[Data]

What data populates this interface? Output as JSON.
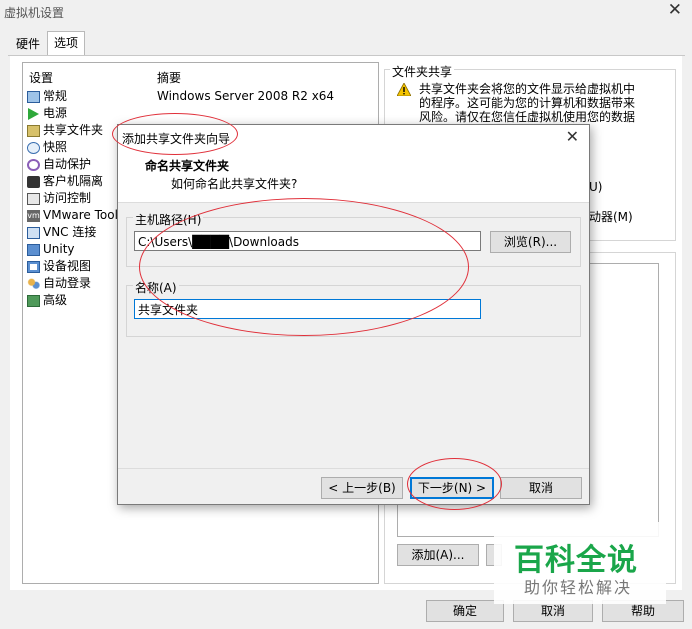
{
  "window": {
    "title": "虚拟机设置",
    "close_glyph": "✕"
  },
  "tabs": [
    {
      "label": "硬件"
    },
    {
      "label": "选项"
    }
  ],
  "settings_list": {
    "col_setting": "设置",
    "col_summary": "摘要",
    "items": [
      {
        "label": "常规",
        "summary": "Windows Server 2008 R2 x64",
        "icon": "monitor-icon"
      },
      {
        "label": "电源",
        "summary": "",
        "icon": "play-icon"
      },
      {
        "label": "共享文件夹",
        "summary": "",
        "icon": "shared-folder-icon"
      },
      {
        "label": "快照",
        "summary": "",
        "icon": "snapshot-icon"
      },
      {
        "label": "自动保护",
        "summary": "",
        "icon": "autoprotect-icon"
      },
      {
        "label": "客户机隔离",
        "summary": "",
        "icon": "lock-icon"
      },
      {
        "label": "访问控制",
        "summary": "",
        "icon": "access-control-icon"
      },
      {
        "label": "VMware Tools",
        "summary": "",
        "icon": "vm-icon"
      },
      {
        "label": "VNC 连接",
        "summary": "",
        "icon": "vnc-icon"
      },
      {
        "label": "Unity",
        "summary": "",
        "icon": "unity-icon"
      },
      {
        "label": "设备视图",
        "summary": "",
        "icon": "device-view-icon"
      },
      {
        "label": "自动登录",
        "summary": "",
        "icon": "users-icon"
      },
      {
        "label": "高级",
        "summary": "",
        "icon": "advanced-icon"
      }
    ]
  },
  "shared_folders": {
    "group_label": "文件夹共享",
    "warning_line1": "共享文件夹会将您的文件显示给虚拟机中",
    "warning_line2": "的程序。这可能为您的计算机和数据带来",
    "warning_line3": "风险。请仅在您信任虚拟机使用您的数据",
    "partial_option_1": "U)",
    "partial_option_2": "动器(M)",
    "add_button": "添加(A)..."
  },
  "wizard": {
    "title": "添加共享文件夹向导",
    "close_glyph": "✕",
    "header_title": "命名共享文件夹",
    "header_subtitle": "如何命名此共享文件夹?",
    "host_path_label": "主机路径(H)",
    "host_path_value": "C:\\Users\\████\\Downloads",
    "browse_button": "浏览(R)...",
    "name_label": "名称(A)",
    "name_value": "共享文件夹",
    "back_button": "< 上一步(B)",
    "next_button": "下一步(N) >",
    "cancel_button": "取消"
  },
  "footer": {
    "ok_button": "确定",
    "cancel_button": "取消",
    "help_button": "帮助"
  },
  "watermark": {
    "brand": "百科全说",
    "slogan": "助你轻松解决"
  },
  "colors": {
    "accent": "#0078d7",
    "annotation": "#e0303a",
    "watermark_green": "#1aa64a"
  }
}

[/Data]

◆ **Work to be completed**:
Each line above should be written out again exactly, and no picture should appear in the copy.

◆ **Response**:
What data populates this interface? Output as JSON.
{
  "window": {
    "title": "虚拟机设置",
    "close_glyph": "✕"
  },
  "tabs": [
    {
      "label": "硬件"
    },
    {
      "label": "选项"
    }
  ],
  "settings_list": {
    "col_setting": "设置",
    "col_summary": "摘要",
    "items": [
      {
        "label": "常规",
        "summary": "Windows Server 2008 R2 x64",
        "icon": "monitor-icon"
      },
      {
        "label": "电源",
        "summary": "",
        "icon": "play-icon"
      },
      {
        "label": "共享文件夹",
        "summary": "",
        "icon": "shared-folder-icon"
      },
      {
        "label": "快照",
        "summary": "",
        "icon": "snapshot-icon"
      },
      {
        "label": "自动保护",
        "summary": "",
        "icon": "autoprotect-icon"
      },
      {
        "label": "客户机隔离",
        "summary": "",
        "icon": "lock-icon"
      },
      {
        "label": "访问控制",
        "summary": "",
        "icon": "access-control-icon"
      },
      {
        "label": "VMware Tools",
        "summary": "",
        "icon": "vm-icon"
      },
      {
        "label": "VNC 连接",
        "summary": "",
        "icon": "vnc-icon"
      },
      {
        "label": "Unity",
        "summary": "",
        "icon": "unity-icon"
      },
      {
        "label": "设备视图",
        "summary": "",
        "icon": "device-view-icon"
      },
      {
        "label": "自动登录",
        "summary": "",
        "icon": "users-icon"
      },
      {
        "label": "高级",
        "summary": "",
        "icon": "advanced-icon"
      }
    ]
  },
  "shared_folders": {
    "group_label": "文件夹共享",
    "warning_line1": "共享文件夹会将您的文件显示给虚拟机中",
    "warning_line2": "的程序。这可能为您的计算机和数据带来",
    "warning_line3": "风险。请仅在您信任虚拟机使用您的数据",
    "partial_option_1": "U)",
    "partial_option_2": "动器(M)",
    "add_button": "添加(A)..."
  },
  "wizard": {
    "title": "添加共享文件夹向导",
    "close_glyph": "✕",
    "header_title": "命名共享文件夹",
    "header_subtitle": "如何命名此共享文件夹?",
    "host_path_label": "主机路径(H)",
    "host_path_value": "C:\\Users\\████\\Downloads",
    "browse_button": "浏览(R)...",
    "name_label": "名称(A)",
    "name_value": "共享文件夹",
    "back_button": "< 上一步(B)",
    "next_button": "下一步(N) >",
    "cancel_button": "取消"
  },
  "footer": {
    "ok_button": "确定",
    "cancel_button": "取消",
    "help_button": "帮助"
  },
  "watermark": {
    "brand": "百科全说",
    "slogan": "助你轻松解决"
  },
  "colors": {
    "accent": "#0078d7",
    "annotation": "#e0303a",
    "watermark_green": "#1aa64a"
  }
}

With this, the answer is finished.